  Quick and Meaningful Post Election Inspiration from Uman Hitting my Spotify feed, I thought I would listen to some patriotic songs to focus on Election Day, but R. Yosef had other ideas. What showed up even before I could even get to "God Bless America" was a song with an incredibly important message from which we can all learn as we, on both sides of the political divide, move forward from this challenging week. The song by Yosef Karduner is about the Derekh Hashem, the path of God and the way that we can imitate God’s ways.  The words are from R. Nachman of Brezlov quoting R. Chaim Moshe Luzatto. In the coming weeks, we are going to be teaching this Ramchal in school and learn -- emotionally, politically, socially and religiously -- how we can all grow with these lenses in mind.  The words are below and they speak for themselves.   ואומר רבי רבי נחמן מברסלב (ליקוטי מוהר"ן ח"ב, תורה יז'): "שדרך ה' יתברך להביט על הטובות שעושין, ואף שנמצא בהם גם מה שאי
 To be as Abraham: Dust, Stars, Woodstock and the Rhythm of Tishrei This Yom Kippur I had the amazing opportunity to learn about Avraham’s blessing with a wonderful group of people as the day hit its midway point.  In that covenantal blessing we learned that we will be like dust and also that we will be like stars.  God tells him... כִּֽי־בָרֵ֣ךְ אֲבָרֶכְךָ֗ וְהַרְבָּ֨ה אַרְבֶּ֤ה אֶֽת־זַרְעֲךָ֙ כְּכוֹכְבֵ֣י הַשָּׁמַ֔יִם וְכַח֕וֹל אֲשֶׁ֖ר עַל־שְׂפַ֣ת הַיָּ֑ם  I will bestow My blessing upon you and make your descendants as numerous as the stars of heaven and the sands on the seashore..(Gen 22:17) While this obviously refers to multitudes, there is a deeper lesson in these images.  On the one hand, we are sand and on the other hand, we are stars. In thinking about it more, it occurred to me that these images are also ones that echo the lessons and the rhythm of the fall holidays.  The Yamim Noraim, Yom Kippur and Rosh HaShana, are the holidays of the earth.  It is on those days where we r
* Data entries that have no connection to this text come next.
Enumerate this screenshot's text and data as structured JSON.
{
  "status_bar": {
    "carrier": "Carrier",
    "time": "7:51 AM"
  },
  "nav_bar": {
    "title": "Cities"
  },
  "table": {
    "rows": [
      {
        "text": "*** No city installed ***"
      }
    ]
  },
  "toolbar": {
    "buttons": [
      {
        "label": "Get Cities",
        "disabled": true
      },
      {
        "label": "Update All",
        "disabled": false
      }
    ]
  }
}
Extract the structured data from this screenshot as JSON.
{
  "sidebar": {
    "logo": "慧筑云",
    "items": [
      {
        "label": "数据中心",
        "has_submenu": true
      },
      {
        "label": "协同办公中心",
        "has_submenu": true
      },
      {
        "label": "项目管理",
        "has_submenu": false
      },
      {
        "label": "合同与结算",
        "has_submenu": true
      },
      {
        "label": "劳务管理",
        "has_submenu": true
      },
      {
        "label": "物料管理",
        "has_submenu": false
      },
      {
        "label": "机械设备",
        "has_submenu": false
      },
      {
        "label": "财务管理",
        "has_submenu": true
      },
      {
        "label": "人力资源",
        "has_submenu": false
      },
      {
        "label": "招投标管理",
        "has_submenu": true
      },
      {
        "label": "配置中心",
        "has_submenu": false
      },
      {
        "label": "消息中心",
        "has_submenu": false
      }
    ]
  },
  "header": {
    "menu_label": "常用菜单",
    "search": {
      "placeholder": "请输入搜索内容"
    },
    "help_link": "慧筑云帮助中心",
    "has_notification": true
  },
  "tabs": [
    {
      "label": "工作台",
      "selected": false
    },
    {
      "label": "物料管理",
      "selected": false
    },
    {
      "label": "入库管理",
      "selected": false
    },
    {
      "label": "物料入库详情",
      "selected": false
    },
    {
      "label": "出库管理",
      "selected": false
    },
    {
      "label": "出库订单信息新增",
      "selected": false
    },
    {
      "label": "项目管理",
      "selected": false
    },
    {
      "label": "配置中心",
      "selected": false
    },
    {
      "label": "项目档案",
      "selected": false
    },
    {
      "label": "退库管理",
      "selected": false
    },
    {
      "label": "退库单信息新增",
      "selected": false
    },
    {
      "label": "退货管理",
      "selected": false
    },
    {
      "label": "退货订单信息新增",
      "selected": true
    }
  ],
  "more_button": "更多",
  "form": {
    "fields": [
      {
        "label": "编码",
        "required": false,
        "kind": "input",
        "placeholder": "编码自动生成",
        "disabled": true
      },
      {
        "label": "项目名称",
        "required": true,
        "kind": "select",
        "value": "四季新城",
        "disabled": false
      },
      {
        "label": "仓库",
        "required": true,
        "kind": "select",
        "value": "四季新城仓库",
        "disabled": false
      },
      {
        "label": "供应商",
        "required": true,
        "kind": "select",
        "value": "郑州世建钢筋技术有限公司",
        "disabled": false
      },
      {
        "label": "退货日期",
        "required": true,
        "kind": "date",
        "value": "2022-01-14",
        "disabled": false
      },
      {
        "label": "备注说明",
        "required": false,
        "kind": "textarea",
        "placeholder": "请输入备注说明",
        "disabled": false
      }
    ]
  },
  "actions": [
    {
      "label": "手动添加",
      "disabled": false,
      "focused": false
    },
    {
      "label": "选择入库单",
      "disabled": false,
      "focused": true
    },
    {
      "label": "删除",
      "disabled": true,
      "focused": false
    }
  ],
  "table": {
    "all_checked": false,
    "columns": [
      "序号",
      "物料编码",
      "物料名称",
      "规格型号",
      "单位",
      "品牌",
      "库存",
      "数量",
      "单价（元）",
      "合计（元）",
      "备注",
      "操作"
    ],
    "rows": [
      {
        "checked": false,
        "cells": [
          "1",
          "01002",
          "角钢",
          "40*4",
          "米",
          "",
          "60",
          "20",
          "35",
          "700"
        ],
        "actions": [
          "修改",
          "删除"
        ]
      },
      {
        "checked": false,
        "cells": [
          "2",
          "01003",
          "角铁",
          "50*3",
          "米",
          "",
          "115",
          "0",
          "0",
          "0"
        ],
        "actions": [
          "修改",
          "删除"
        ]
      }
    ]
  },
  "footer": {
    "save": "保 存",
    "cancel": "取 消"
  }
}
 Fueling for Liftoff from the Garden of Eden July and August were not filled with the usual type of adventures this year.  This year’s days of summer were filled with guidelines, memos, Zooms and more Zooms -- all focusing on a most different opening of school, one that we could have never imagined. Orders of plexiglass, sanitizers and new room arrangements populated the to-do list in this summer like no other.  And as I sat on the floor this Tisha B’Av on that hot summer evening, once again, maybe the most famous line from Eichah stood out. חַדֵּשׁ יָמֵינוּ כְּקֶדֶם  “Make our days new, like they were before.” (5:21)    It stood out because the word chadesh, is one that we seem to be using a lot these days.  So many are saying that it is a “new world” or a “new reality.” But in Fall 2020 the word “new” takes on a much more complex meaning than ever before.  Chadesh has the connotation of newness, of hope and of abandoning a past chapter and moving forward to bright new beginnings.   B